Philadelphia Eagles News

Solidified Secondary Making A Difference

The Eagles' defense set the tone right away in the shutout of Washington on Sunday. On the very first play from scrimmage, Washington quarterback Josh Johnson rolled out of the pocket and fired a deep ball right into the hands of Eagles cornerback Rasul Douglas.

Douglas ran to the sideline as the offense took the field and immediately slipped on a black ski mask victoriously. SkiMaskSZN was out in full force right away in the most important game of the season.

The number of ski masks worn by the players on the Eagles' defense make it seem like turnovers have just been free for the Eagles' taking this year. But it hasn't always been that way.

For much of the 2018 season, the Eagles struggled to force turnovers as a strength of the previous season became a struggle that contributed to slow starts. Defensive coordinator Jim Schwartz preached that if his players went out of their way to get the ball, it would only lead to mistakes. If attention to detail and lockdown coverage were the focus, the turnovers would come.

Then, in Week 14, the ski masks came out.

In the first 12 games of the season, the pre-ski mask period, the Eagles had just nine turnovers and a turnover differential of -8. In their four games since, the games with ski masks, the Eagles have nine turnovers and a +2 differential.

The correlation is obvious.

But Schwartz told reporters in his press conference Tuesday that the change has more to do with the progression of his players and their growing chemistry as a team rather than extra motivation to get a turnover.

"The ski mask thing is more fun for the guys," Schwartz said. "Anything that can promote some camaraderie and things like that are all good. But the turnovers come when you do your job and make the plays that come to you, including sort of the first play of the game.

"That had nothing to do with anything other than getting pressure, getting the guy flushed, having a guy in position to secondary pressure him, and Rasul being in position and high-pointing the ball and playing with good technique. Those are all the important things that come to takeaways."

That camaraderie is impressive considering the Eagles' revolving door in the secondary. Injuries have plagued key starters and forced midseason signings and changes of position. Nine different players have played the cornerback position at some point this season for the Eagles.

But through the chaos, the secondary has held its own. And that has been thanks to the improvements in the play of guys who have had to take on increased roles.

In his second season, Douglas started the season coming off the bench and making big plays. He had an interception of Matt Ryan in the Eagles' Week 1 win over Atlanta on his first defensive snap.

But late in the season, as he has battled injuries of his own, he has become a consistent starter on the outside and provided stability. Douglas has played 100 percent of the defensive snaps in the last five games and has two interceptions, three pass deflections, and 48 tackles.

Douglas has also played at safety at times this season and Schwartz complimented his ability to stay versatile and learn on the fly.

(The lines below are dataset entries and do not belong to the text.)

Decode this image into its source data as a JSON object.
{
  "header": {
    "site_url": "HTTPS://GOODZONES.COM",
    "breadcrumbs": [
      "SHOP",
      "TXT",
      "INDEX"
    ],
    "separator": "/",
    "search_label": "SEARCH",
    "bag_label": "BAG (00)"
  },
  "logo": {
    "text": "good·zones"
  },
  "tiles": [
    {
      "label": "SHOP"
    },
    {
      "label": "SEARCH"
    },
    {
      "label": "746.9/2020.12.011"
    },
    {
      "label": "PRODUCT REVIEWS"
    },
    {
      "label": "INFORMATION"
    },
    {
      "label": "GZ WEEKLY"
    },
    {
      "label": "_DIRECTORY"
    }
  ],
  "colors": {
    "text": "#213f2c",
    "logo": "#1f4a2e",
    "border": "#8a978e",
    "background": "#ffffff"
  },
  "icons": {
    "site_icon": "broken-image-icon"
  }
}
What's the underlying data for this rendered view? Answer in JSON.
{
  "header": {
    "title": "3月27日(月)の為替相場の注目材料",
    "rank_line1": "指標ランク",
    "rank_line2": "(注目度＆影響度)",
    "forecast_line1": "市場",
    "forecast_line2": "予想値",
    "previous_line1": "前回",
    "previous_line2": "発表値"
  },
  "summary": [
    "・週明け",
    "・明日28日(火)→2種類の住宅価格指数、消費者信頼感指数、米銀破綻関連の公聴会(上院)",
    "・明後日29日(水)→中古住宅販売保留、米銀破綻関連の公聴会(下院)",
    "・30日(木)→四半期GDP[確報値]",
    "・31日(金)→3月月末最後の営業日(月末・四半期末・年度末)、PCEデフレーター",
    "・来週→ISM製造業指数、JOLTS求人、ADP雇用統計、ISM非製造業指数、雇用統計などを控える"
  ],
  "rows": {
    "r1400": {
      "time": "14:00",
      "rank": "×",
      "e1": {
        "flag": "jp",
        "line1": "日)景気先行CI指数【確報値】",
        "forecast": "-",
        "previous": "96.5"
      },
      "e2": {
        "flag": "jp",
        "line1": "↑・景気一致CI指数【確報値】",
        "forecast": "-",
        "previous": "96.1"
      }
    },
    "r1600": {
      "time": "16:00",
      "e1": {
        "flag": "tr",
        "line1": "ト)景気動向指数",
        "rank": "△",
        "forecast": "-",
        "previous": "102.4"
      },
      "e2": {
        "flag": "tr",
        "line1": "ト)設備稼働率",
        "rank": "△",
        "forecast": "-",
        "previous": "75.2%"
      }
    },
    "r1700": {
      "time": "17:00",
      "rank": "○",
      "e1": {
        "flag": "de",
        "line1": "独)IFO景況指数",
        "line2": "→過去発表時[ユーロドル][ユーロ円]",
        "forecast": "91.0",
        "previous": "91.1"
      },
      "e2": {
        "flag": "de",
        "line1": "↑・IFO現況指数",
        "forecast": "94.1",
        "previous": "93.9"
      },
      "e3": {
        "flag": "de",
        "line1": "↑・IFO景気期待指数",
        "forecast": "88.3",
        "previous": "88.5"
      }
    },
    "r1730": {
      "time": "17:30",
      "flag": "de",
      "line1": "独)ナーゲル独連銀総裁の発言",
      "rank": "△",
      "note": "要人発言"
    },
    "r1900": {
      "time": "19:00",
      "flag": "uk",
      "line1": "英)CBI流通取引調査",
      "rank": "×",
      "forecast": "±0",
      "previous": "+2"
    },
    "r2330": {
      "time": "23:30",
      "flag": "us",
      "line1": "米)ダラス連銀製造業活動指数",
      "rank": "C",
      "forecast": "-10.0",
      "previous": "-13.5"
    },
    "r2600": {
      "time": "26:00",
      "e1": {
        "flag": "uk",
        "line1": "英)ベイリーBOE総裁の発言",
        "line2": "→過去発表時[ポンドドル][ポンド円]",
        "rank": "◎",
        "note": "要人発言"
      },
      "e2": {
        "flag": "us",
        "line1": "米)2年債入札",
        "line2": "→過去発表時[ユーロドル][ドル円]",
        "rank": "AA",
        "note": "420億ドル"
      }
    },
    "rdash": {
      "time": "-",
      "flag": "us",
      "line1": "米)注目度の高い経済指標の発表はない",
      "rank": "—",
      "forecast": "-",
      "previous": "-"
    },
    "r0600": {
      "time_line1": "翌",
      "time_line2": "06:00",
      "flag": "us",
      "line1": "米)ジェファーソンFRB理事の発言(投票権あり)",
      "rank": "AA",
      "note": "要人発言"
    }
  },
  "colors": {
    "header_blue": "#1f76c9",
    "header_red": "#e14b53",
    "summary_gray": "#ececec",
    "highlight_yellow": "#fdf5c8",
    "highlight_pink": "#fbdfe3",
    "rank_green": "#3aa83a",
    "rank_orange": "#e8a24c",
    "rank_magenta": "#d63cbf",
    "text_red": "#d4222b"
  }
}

"I think his journey this year has sort of mimicked the defense as a whole," Schwartz said. "He's playing his best football late in the season. He's overcome some things. He's put some performances behind him. He's tackled much better. I think all the things you can say about Rasul you could probably just put the defense right next to him."

Another pleasant surprise has been cornerback Cre'Von LeBlanc, who was claimed off waivers from the Detroit Lions on November 5. He has been forced to play more than 63 percent of the defensive snaps in the last seven games and has started four times, mostly at the nickel cornerback position.

LeBlanc has been a stable force in relief for the injured Sidney Jones. He even locked down Odell Beckham Jr. in just his second game as an Eagle and helped hold him to five receptions, 85 yards, and no touchdowns.

Schwartz believes LeBlanc as well as first-year safety Tre Sullivan, who was activated from the practice squad before Week 6, have been crucial in the Eagles' turnaround.

"I think this sort of mirrors the rest of the guys," Schwartz said. "Cre'Von didn't come to us until midway through the season. Tre was with us and then back to the practice squad and then special teams role, and found a little bit of a role on defense after Rodney (McLeod) got hurt and was out for the year.

"They were coming from different positions, but they've both settled into those roles well and they've made enough plays for us to win five of our last six and get in (the playoffs)."

Related Content

Advertising